## TASK DIRECTIONS
The entries are to be written out word for word, with their images left out.

## RECORDS SUPPLIED
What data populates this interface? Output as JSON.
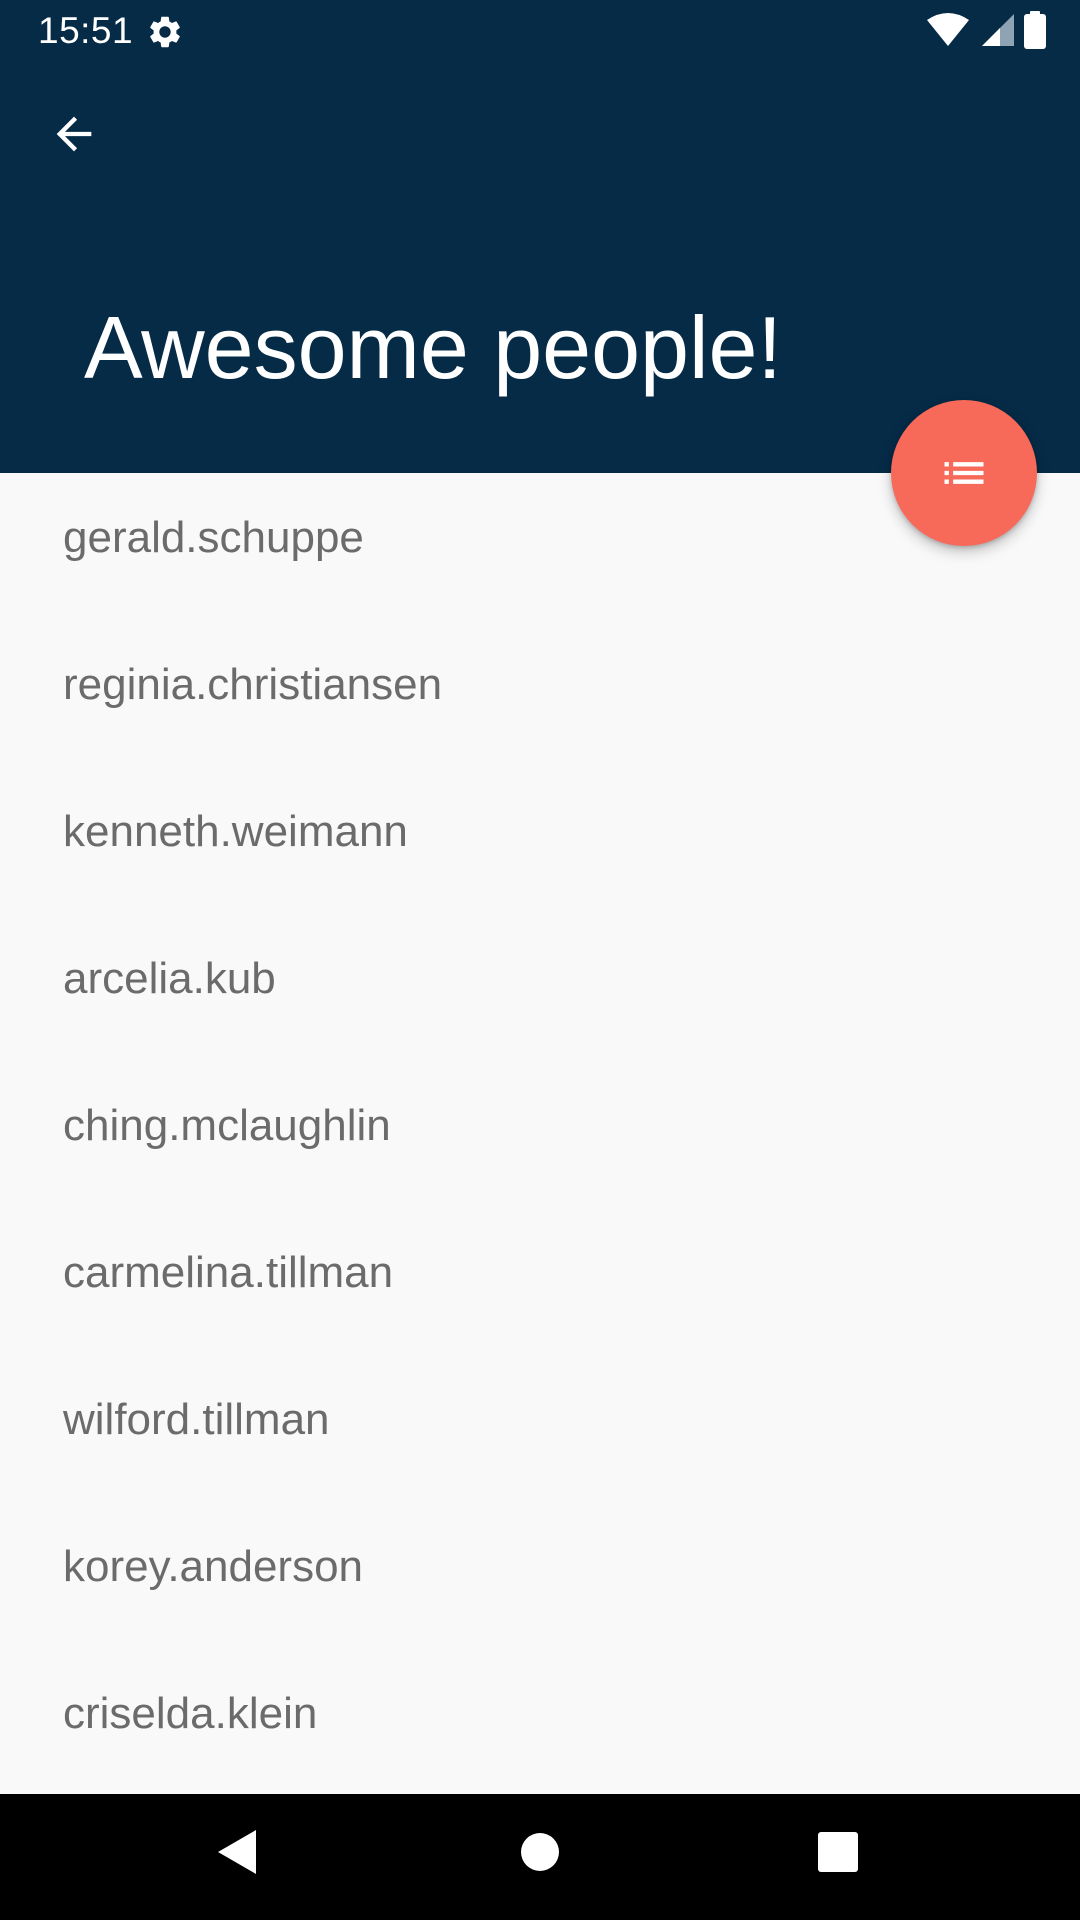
{
  "status_bar": {
    "time": "15:51",
    "icons": [
      "settings-icon",
      "wifi-icon",
      "cellular-signal-icon",
      "battery-icon"
    ]
  },
  "app_bar": {
    "title": "Awesome people!",
    "back_icon": "arrow-back-icon"
  },
  "fab": {
    "icon": "list-icon"
  },
  "people": [
    "gerald.schuppe",
    "reginia.christiansen",
    "kenneth.weimann",
    "arcelia.kub",
    "ching.mclaughlin",
    "carmelina.tillman",
    "wilford.tillman",
    "korey.anderson",
    "criselda.klein"
  ],
  "nav_bar": {
    "icons": [
      "back-triangle-icon",
      "home-circle-icon",
      "recents-square-icon"
    ]
  },
  "colors": {
    "header": "#062b47",
    "fab": "#f76a5a",
    "list_background": "#f9f9fa",
    "list_text": "#6b6b6b",
    "nav_bar": "#000000"
  }
}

## SOLUTION FOR THIS PROBLEM
What data populates this interface? Output as JSON.
{
  "status_bar": {
    "time": "15:51",
    "icons": [
      "settings-icon",
      "wifi-icon",
      "cellular-signal-icon",
      "battery-icon"
    ]
  },
  "app_bar": {
    "title": "Awesome people!",
    "back_icon": "arrow-back-icon"
  },
  "fab": {
    "icon": "list-icon"
  },
  "people": [
    "gerald.schuppe",
    "reginia.christiansen",
    "kenneth.weimann",
    "arcelia.kub",
    "ching.mclaughlin",
    "carmelina.tillman",
    "wilford.tillman",
    "korey.anderson",
    "criselda.klein"
  ],
  "nav_bar": {
    "icons": [
      "back-triangle-icon",
      "home-circle-icon",
      "recents-square-icon"
    ]
  },
  "colors": {
    "header": "#062b47",
    "fab": "#f76a5a",
    "list_background": "#f9f9fa",
    "list_text": "#6b6b6b",
    "nav_bar": "#000000"
  }
}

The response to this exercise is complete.